The next morning, we got up early, which isn't good if you have a hangover, had a mediocre breakfast and several coffees at the hotel , then headed up to the Bristol Museum an hour and a half before it opened. It sounded like a good plan the day before. Still, the wait was worth it. It was a fantastic exhibition. I've been to a few exhibitions before (including the ones I was a part of) and they tend to be dry affairs. Except for the ones where there were free drinks (which was the only reason I went to a few of them). Not this one. This exhibition was fun. Sick and twisted, but fun. No free drinks, but great nonetheless.

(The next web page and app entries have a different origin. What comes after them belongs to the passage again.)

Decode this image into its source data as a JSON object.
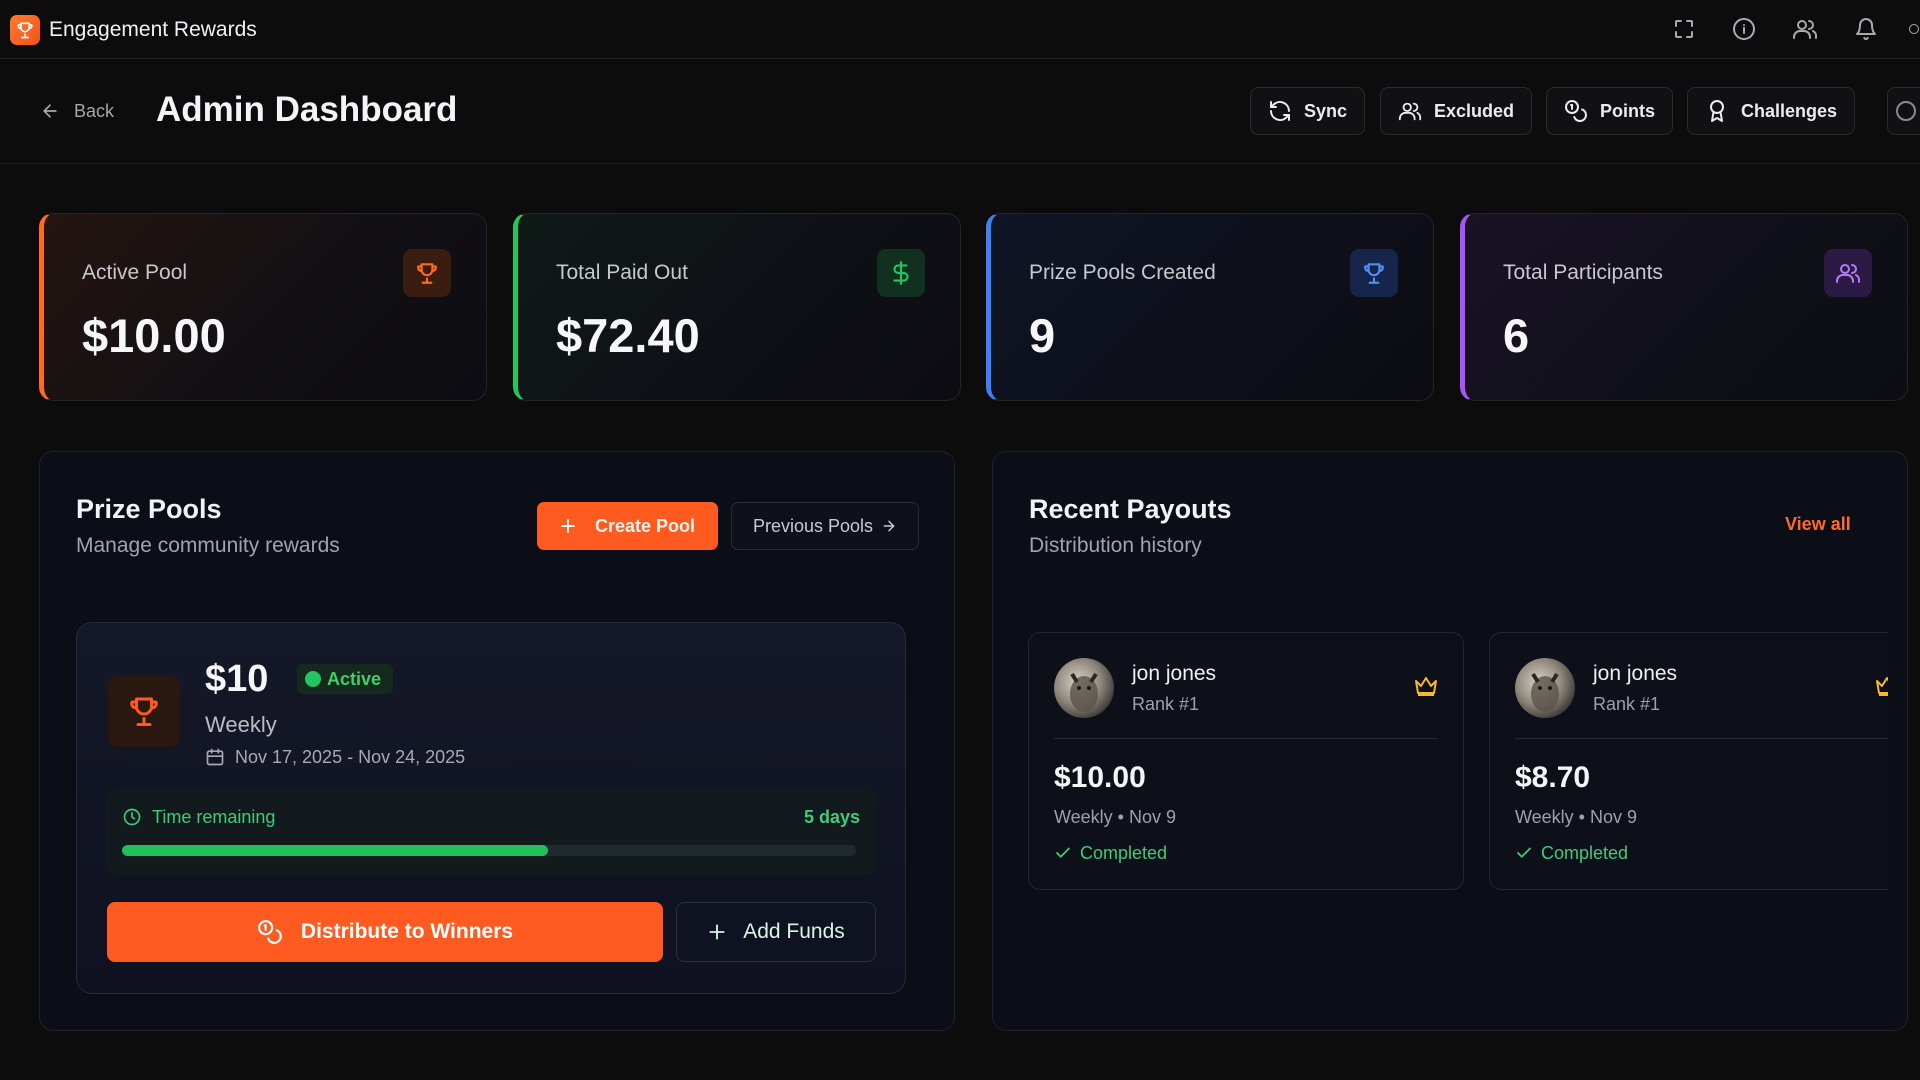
{
  "app": {
    "title": "Engagement Rewards",
    "icons": [
      "fullscreen-icon",
      "info-icon",
      "users-icon",
      "bell-icon"
    ]
  },
  "header": {
    "back_label": "Back",
    "title": "Admin Dashboard",
    "buttons": [
      {
        "label": "Sync",
        "icon": "refresh-icon"
      },
      {
        "label": "Excluded",
        "icon": "users-icon"
      },
      {
        "label": "Points",
        "icon": "coins-icon"
      },
      {
        "label": "Challenges",
        "icon": "award-icon"
      }
    ]
  },
  "stats": [
    {
      "label": "Active Pool",
      "value": "$10.00",
      "icon": "trophy-icon",
      "accent": "#ff6a1f"
    },
    {
      "label": "Total Paid Out",
      "value": "$72.40",
      "icon": "dollar-icon",
      "accent": "#22c55e"
    },
    {
      "label": "Prize Pools Created",
      "value": "9",
      "icon": "trophy-icon",
      "accent": "#3b82f6"
    },
    {
      "label": "Total Participants",
      "value": "6",
      "icon": "users-icon",
      "accent": "#a855f7"
    }
  ],
  "prize_pools": {
    "title": "Prize Pools",
    "subtitle": "Manage community rewards",
    "create_label": "Create Pool",
    "previous_label": "Previous Pools",
    "pool": {
      "amount": "$10",
      "status": "Active",
      "period": "Weekly",
      "dates": "Nov 17, 2025 - Nov 24, 2025",
      "time_label": "Time remaining",
      "time_value": "5 days",
      "progress_fraction": 0.58,
      "distribute_label": "Distribute to Winners",
      "add_funds_label": "Add Funds"
    }
  },
  "recent_payouts": {
    "title": "Recent Payouts",
    "subtitle": "Distribution history",
    "view_all_label": "View all",
    "items": [
      {
        "name": "jon jones",
        "rank": "Rank #1",
        "amount": "$10.00",
        "meta": "Weekly • Nov 9",
        "status": "Completed"
      },
      {
        "name": "jon jones",
        "rank": "Rank #1",
        "amount": "$8.70",
        "meta": "Weekly • Nov 9",
        "status": "Completed"
      }
    ]
  },
  "colors": {
    "accent": "#ff5a1f",
    "success": "#22c55e",
    "background": "#0c0c0c"
  }
}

As you go in, you notice the Ronald McDonald figure stuck to the front of the museum, he's very high up, his make-up is tear-stained, and there's an empty bottle of Jack Daniels perched next to him, and it looks like he's about to jump. As you enter the exhibit, you walk past a burned-out ice-cream van, and behind it is a policeman on one of those kiddie's rides you see outside supermarkets, with distorted ice-cream van music, and the effect is eerie. Before you go into the exhibition proper, there's a painting riffing on the old Hansel and Gretel story, only it's Michael Jackson opening the door to the children. Out of respect, there was a candle burning in front of it. This set the tone for the rest of the show.

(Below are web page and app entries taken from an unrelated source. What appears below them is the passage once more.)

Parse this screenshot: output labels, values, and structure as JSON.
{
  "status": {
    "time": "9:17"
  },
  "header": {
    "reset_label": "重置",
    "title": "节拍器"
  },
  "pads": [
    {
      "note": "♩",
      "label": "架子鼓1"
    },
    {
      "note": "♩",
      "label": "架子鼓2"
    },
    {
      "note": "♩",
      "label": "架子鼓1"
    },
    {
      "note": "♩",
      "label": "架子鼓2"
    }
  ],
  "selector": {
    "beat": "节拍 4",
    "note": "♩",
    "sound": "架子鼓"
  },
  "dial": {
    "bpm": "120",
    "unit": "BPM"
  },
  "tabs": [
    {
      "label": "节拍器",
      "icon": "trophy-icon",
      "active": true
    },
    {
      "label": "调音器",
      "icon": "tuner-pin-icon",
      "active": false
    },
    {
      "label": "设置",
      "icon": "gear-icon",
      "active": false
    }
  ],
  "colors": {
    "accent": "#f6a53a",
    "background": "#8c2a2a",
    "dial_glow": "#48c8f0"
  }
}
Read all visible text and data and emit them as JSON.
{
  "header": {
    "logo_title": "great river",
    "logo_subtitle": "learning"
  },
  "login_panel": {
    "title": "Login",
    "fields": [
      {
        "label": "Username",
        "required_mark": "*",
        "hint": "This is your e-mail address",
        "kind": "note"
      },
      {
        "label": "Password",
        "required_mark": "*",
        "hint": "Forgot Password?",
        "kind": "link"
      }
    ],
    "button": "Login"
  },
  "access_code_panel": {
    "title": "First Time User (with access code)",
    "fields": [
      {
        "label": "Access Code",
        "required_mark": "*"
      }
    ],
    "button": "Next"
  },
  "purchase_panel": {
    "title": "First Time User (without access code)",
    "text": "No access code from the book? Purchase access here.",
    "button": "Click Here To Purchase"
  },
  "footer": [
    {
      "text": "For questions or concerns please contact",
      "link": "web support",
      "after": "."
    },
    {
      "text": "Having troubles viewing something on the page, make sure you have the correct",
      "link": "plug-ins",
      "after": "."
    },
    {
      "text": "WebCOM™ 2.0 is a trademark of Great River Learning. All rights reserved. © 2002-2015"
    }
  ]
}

The main part of the exhibit focuses mostly on his graffiti stuff, most of which is very clever, although a lot of it is anti-police, and that gets a bit boring after the fifth image of coppers kissing each other or holding hands. The highlight of this first room was a giant painting of the House Of Commons, only the politicians have been replaced by chimps.
The second room was set out like a zoo, several cages with animatronic puppets in them, one with a caged ape painting an imagined sunset, one with chicken McNuggets hatching out of eggs, a rabbit putting make up on in front of a mirror, a Birdseye crispy fish-steak swimming around in a tank, and so on, all basically highlighting how awful the human race is to animals. Which is a fair point, but I reckon it's the animals' fault for being so damn tasty. My favourite part of this room was the cage with an aged, wretched-looking Tweety Pie in it. I could've stood there and watch that thing sigh all day.
That wasn't the end of it, either. Banksy had had a go at the rest of the museum, too, replacing pictures and exhibits with his own. So, you get what looks like a Constable, a country landscape, but this one has a car in it, with a visible bare arse in the windscreen , and it's titled 'Dogging'. It's not highbrow, but it's funny. There was another one where UFOs were attacking an old painting of a busy seaport. My favourite of these replaced paintings was this one, called 'Agency Worker':
This was a clever way of geting people to have a look around the whole museum, trying to find the bits Banksy had tampered with. There was all kinds of puerile things, including a dildo in the stalactite collection, a plate with a turd on in a cabinet full of ceramics, and one of those awful plates with a photo of kittens on it was put in a cabinet with fine china.
Anyway, we had a blast. It's the first time I've been to an art exhibition and come out laughing. I'd recommend you go, but I think it's finished now. Oh well, go to Bristol Museum anyway, it's a lovely building.
I've also been on various trips around the Midlands with my offspring: Cadburyworld, West Midlands Safari Park, and Warwick Castle, which were all good fun, and I've also been down to Brighton for a wedding, but I'm knackered now. I just want a nice, relaxing stress-free weekend for a change. Oh, hang on, Villa play Blues this weekend! Aaaaaaarrrrrggghhhh!!